            For domestic use? At home with 3×2.2M maximum playspace then machine vision with inside out tracking is probably ideal for me, if it’s cheaper, reliable and has no fuss setup.

      • You are right but there are multiple reason why you would want to consider this. These headsets would be built by major manufacturers like dell, acer and asus so we can expect higher resolution high end version in the future. While the current headsets have very limited plans for improvements. Also, let us not forget that these would be the highest resolution headsets you can buy when they are released (unless LG headset is released) and on top of that they would work better for windows regular tasks given that Microsoft itself its supporting unlike current alternatives such as big screen and virtual desktop.

    • Spuzzum
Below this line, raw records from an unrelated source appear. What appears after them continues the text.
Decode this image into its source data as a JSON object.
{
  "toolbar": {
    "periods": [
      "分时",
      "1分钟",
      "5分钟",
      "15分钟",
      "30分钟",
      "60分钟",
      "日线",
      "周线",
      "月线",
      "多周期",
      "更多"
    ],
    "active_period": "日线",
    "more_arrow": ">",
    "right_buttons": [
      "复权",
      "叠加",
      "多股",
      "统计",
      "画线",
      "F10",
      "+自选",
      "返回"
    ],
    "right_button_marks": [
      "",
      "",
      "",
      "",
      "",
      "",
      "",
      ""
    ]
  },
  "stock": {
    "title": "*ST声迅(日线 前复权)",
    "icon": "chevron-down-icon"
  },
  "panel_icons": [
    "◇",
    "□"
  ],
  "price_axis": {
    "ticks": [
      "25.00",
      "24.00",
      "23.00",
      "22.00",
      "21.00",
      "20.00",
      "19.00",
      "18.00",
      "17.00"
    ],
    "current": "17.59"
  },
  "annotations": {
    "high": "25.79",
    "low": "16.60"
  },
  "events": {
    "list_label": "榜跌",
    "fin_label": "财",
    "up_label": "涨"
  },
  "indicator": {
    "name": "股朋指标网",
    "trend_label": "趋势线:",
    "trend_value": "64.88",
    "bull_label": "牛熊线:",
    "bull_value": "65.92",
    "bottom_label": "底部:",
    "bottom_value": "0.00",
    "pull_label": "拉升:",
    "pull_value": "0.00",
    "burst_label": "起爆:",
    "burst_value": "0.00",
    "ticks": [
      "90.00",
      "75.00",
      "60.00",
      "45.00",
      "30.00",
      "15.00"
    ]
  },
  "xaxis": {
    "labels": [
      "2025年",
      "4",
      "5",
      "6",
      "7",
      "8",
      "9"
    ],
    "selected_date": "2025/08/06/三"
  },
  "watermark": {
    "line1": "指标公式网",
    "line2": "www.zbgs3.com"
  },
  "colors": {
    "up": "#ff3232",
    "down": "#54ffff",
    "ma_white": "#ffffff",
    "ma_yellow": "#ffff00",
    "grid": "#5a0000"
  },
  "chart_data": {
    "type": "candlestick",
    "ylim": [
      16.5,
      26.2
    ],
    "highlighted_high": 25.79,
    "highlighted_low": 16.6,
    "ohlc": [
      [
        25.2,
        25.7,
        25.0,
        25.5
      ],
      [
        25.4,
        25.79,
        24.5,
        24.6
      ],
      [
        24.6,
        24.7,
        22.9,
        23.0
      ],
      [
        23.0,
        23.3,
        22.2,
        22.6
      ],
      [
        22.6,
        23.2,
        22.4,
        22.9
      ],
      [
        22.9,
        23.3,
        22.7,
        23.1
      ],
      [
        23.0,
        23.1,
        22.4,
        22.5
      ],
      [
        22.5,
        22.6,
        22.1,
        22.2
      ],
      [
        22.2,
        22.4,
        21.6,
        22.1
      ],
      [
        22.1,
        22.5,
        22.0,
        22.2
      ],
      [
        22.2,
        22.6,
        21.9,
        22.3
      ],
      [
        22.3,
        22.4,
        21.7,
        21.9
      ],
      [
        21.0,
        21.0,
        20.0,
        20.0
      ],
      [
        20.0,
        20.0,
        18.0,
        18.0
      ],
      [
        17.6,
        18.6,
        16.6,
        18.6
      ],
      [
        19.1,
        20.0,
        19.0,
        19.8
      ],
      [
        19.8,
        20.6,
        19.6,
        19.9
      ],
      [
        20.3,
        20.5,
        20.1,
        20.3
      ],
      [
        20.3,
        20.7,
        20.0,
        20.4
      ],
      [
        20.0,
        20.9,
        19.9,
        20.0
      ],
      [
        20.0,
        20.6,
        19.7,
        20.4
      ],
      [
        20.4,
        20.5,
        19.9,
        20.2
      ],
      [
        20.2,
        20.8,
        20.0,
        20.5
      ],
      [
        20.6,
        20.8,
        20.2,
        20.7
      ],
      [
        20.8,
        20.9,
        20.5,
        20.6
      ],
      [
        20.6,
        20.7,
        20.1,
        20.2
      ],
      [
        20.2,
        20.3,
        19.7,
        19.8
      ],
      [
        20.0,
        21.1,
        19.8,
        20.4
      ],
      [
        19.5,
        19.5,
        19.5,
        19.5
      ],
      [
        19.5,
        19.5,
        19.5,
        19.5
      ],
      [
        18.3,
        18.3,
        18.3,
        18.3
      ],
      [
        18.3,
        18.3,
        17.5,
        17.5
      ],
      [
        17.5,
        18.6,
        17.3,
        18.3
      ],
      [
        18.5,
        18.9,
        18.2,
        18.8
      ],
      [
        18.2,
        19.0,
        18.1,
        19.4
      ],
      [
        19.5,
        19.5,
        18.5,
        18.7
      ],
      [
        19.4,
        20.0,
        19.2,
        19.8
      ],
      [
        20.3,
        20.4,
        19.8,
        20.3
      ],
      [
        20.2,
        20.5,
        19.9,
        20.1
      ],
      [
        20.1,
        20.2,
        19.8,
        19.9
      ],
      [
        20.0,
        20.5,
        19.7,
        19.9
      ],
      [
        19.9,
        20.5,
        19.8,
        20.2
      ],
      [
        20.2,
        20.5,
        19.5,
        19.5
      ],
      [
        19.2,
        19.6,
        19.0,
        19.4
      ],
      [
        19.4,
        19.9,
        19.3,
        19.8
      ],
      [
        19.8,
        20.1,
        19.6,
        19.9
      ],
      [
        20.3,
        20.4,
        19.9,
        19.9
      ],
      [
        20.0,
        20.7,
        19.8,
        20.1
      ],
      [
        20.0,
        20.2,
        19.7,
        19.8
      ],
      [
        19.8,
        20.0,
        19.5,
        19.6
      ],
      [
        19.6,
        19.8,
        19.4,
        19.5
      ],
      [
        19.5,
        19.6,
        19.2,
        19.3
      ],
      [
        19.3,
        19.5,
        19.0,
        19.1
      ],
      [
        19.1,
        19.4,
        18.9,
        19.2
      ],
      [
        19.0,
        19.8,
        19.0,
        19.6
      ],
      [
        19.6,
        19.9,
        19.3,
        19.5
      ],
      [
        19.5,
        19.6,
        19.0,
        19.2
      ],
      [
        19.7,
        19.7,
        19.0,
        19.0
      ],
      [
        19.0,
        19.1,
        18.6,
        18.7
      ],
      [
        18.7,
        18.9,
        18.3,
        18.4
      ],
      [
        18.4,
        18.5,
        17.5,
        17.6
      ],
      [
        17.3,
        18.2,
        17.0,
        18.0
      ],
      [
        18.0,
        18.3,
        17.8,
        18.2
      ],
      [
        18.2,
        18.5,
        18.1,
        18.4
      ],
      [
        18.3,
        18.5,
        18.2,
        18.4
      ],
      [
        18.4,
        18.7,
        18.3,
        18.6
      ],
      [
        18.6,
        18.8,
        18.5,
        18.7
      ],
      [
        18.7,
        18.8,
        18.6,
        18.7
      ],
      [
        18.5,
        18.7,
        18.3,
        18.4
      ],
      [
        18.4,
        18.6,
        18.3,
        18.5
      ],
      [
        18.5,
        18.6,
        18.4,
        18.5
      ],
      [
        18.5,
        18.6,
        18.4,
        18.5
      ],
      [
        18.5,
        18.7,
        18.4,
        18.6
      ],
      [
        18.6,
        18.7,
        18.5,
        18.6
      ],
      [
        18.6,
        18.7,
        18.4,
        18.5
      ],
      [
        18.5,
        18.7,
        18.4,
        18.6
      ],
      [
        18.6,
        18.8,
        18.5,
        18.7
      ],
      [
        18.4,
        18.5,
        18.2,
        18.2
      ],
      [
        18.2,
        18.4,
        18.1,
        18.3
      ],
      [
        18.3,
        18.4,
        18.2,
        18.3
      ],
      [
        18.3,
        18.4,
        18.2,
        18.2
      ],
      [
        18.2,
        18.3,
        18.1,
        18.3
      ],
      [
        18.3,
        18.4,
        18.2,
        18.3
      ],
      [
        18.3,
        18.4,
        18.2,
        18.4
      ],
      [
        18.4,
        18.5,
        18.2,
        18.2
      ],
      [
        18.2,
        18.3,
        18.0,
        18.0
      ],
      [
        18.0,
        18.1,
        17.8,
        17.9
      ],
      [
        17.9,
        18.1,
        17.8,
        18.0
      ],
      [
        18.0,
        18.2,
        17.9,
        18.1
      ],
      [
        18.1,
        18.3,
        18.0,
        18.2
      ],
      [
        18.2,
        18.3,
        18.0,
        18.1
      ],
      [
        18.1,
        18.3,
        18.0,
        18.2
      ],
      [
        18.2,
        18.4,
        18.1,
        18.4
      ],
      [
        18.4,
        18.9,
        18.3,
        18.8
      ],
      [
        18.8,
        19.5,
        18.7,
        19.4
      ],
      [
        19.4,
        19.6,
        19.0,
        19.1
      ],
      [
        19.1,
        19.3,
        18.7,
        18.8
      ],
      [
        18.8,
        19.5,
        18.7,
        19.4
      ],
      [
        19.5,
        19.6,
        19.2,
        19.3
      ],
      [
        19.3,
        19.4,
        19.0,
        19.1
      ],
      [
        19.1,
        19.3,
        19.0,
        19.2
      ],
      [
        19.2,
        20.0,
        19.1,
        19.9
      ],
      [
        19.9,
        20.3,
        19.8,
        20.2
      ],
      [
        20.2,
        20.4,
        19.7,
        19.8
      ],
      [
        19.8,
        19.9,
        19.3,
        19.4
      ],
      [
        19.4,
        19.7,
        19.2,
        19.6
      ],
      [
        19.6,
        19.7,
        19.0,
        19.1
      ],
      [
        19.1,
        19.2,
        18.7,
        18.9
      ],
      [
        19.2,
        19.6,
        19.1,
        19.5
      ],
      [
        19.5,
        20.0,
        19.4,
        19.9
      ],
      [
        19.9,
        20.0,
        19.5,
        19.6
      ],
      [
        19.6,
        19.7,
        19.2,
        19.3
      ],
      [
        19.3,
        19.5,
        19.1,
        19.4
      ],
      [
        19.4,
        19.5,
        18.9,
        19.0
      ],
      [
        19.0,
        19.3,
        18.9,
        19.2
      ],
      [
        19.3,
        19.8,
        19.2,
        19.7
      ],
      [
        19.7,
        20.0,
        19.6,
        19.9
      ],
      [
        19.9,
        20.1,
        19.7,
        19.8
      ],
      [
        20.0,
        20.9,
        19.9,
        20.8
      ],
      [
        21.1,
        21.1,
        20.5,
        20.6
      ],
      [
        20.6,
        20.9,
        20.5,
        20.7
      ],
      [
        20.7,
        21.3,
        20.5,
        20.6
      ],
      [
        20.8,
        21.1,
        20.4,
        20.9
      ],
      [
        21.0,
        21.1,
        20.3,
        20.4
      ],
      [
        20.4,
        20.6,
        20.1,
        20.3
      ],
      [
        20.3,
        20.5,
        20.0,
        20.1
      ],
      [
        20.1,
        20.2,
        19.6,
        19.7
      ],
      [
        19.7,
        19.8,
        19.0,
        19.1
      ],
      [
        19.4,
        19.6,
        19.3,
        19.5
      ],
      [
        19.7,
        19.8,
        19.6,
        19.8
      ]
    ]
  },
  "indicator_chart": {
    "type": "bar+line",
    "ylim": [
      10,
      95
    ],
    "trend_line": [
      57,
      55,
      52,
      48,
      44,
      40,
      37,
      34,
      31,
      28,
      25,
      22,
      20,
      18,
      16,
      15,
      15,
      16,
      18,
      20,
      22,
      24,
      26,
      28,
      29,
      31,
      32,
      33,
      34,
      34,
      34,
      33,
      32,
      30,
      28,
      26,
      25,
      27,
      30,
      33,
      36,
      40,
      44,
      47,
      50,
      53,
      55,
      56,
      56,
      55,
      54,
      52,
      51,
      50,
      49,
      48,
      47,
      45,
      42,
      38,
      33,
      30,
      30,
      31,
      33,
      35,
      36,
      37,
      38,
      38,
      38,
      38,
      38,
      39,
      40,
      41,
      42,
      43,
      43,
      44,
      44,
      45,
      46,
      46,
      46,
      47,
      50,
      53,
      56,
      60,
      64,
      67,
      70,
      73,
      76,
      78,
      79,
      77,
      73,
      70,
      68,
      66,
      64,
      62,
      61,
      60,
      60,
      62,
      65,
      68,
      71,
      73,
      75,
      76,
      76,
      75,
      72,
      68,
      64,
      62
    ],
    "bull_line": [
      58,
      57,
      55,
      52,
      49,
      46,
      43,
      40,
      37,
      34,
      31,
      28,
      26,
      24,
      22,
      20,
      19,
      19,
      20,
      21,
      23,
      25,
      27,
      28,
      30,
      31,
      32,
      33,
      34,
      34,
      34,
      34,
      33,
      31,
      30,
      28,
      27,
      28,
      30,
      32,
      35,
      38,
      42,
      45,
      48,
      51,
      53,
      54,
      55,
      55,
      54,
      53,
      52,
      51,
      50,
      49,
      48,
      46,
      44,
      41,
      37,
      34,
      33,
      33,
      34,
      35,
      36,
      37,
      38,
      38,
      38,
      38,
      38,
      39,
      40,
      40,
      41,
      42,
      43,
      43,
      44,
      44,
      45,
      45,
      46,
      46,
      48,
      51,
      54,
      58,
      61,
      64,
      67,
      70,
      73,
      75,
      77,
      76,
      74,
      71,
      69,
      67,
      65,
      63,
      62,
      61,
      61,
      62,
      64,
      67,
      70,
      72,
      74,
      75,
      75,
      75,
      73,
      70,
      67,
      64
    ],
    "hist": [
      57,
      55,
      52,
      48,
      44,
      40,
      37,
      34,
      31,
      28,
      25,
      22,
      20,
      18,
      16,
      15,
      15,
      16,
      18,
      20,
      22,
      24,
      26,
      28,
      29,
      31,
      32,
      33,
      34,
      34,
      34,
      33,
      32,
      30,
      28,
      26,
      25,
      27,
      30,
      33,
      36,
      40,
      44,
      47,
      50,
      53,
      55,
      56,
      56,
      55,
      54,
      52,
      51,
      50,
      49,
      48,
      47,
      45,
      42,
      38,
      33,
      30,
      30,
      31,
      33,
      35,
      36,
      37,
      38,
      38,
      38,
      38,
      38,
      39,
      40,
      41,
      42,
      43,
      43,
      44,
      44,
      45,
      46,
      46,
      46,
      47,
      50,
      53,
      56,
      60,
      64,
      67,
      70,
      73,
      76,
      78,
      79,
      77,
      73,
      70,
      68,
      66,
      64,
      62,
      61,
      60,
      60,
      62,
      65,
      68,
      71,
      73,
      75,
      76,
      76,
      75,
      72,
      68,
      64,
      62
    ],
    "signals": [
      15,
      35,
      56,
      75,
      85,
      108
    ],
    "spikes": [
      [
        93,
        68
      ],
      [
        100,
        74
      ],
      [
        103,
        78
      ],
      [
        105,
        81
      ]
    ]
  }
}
      I just watched a video where the user said he was able to use his Vive controllers with the Windows MR headset using Revive. But seeing how the Vive controllers are $130.. each, and the sensors are $135.. each, it’s cheaper to just buy the entire bundle including the headset. But.. seeing how you’re emulating the Rift in Revive, and the Windows headsets already register and work in Revive.. then you should be able to use Touch controllers and sensors, pairing and calibrating them in the Oculus set up screen. They tell you to skip that step when using the Vive or Windows headsets, but I’m pretty sure it would work with the actual Oculus sensors and controllers. Then again.. buying the Vive outright, you’d be able to upgrade to the Knuckles controllers when they’re released publicly. It would also be less wiring running around the room. :P

  • David Herrington

    Supporting Steam in Windows 10 is only half of what Microsoft plans to do with these headsets. My prediction is that Xbox One X will support Windows VR headsets and motion controllers! The release dates are too close to be coincidental!

    • Andrew Jakobs

      The said they won’t do anything with VR on release with the One X, but they never said they won’t after release, and ofcourse they will support them on the One X, might even with the One S.

    • GrangerFX

      I was ready to pull the trigger on the One X preorder but then they said it would not support VR. That was the only reason I was interested in the One X as the games look like crap.

  • DaKangaroo

    Lets not forget what a VR Headset is.

    It’s a monitor*.

    (*that you wear on your face with a couple of extra sensors inside of it)

    There’s no need for VR headsets to only work with specific VR stores or other such silliness. We wouldn’t let LG make a monitor that only plays games from Windows Store or Dell make a monitor that only plays games from Steam.

    Besides, locking things done will hurt the VR market. We should expect and demand from companies to have this kind of cross compatibility.

    • RFC_VR

      Yes. It’s definitely how it must become to work as a widespread consumer product.

      For home cinema, I have a Sony BD player linked to LG TV into Pioneer AV amp and Tannoy speakers. Great example of cross brand compatibility.

    • Lucidfeuer

      Exactly. More than a monitor, this is a sensory and interactional interface aimed at slowly replacing screens and keyboard/controllers as our means of interaction with computers/intellectual technologies.

  • iThinkMyCatIsAFlea
    • Guest

      LOL, now go subtitle Jabba the Hut!